Thesis: EWU Only

Degree Name

Master of Arts (MA) in Critical GIS and Public Anthropology


Anthropology and Geography

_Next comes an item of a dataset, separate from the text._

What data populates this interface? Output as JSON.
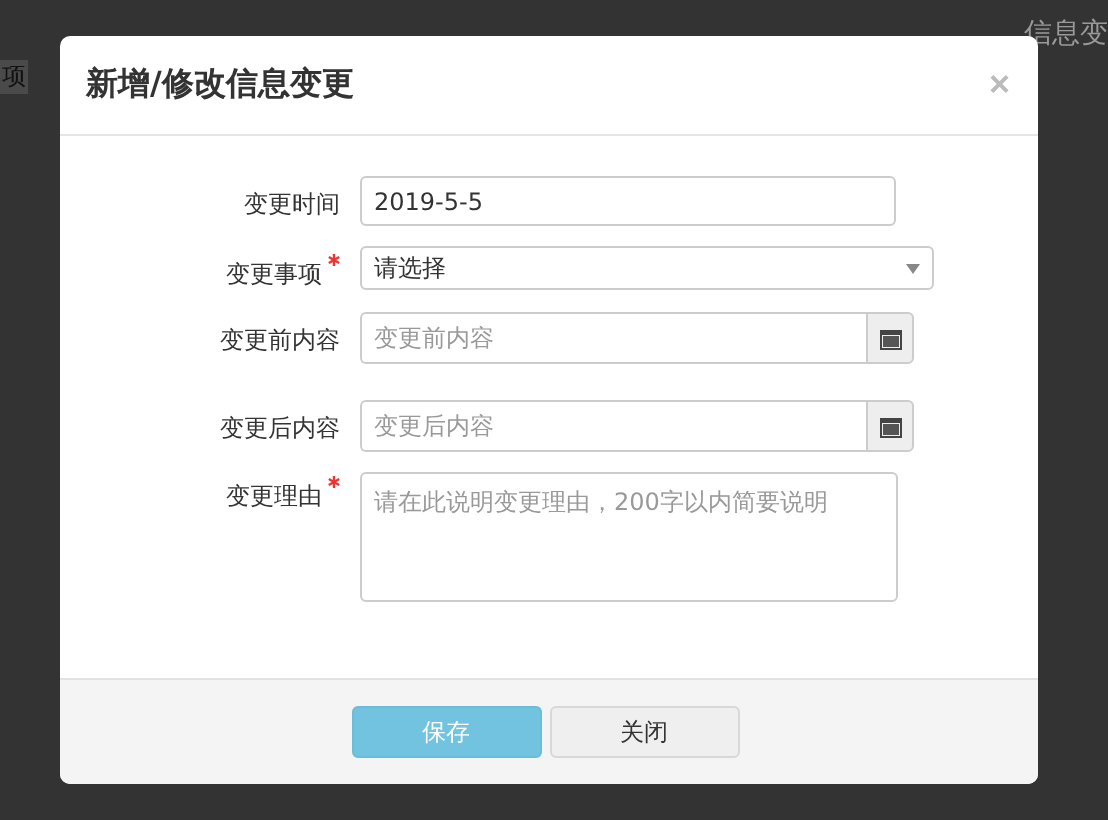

Small-scale mines from the early 20th century are scattered across northeast Washington and specifically the Colville National Forest, but few have been investigated archaeologically. This thesis seeks to place one such mine, R306 Mining Camp, within its historical context and develop a more complete picture of its background, character, and those who lived there, by examining archaeological evidence and archival records. Twenty-nine other historical mines are then used to develop a three-classed hierarchy based on size to determine how R306 Mining Camp compares to similar sites from the same time period. The results of this thesis found that R306 Mining Camp fits within Class 1 of the hierarchy, which includes mines with characteristics comprising of log construction, shallow diggings, small acreage, simple mining technology, and sparse artifact scatters. However, the site has some unusual qualities, namely the log and milled lumber construction chosen for its structures, making them appear made for long-term occupation despite artifactual evidence pointing to short-term use of the site. Archival research found R306 Mining Camp may be related to seven mining claims staked by Elmer Hoage in the 1920s and 1930s, one of which was co-located with a woman. The research demonstrated in this thesis will aid in determining the significance of historical mines in northeast Washington for the National Register of Historic Places and contribute to our understanding of small-scale mines and prospectors in the region.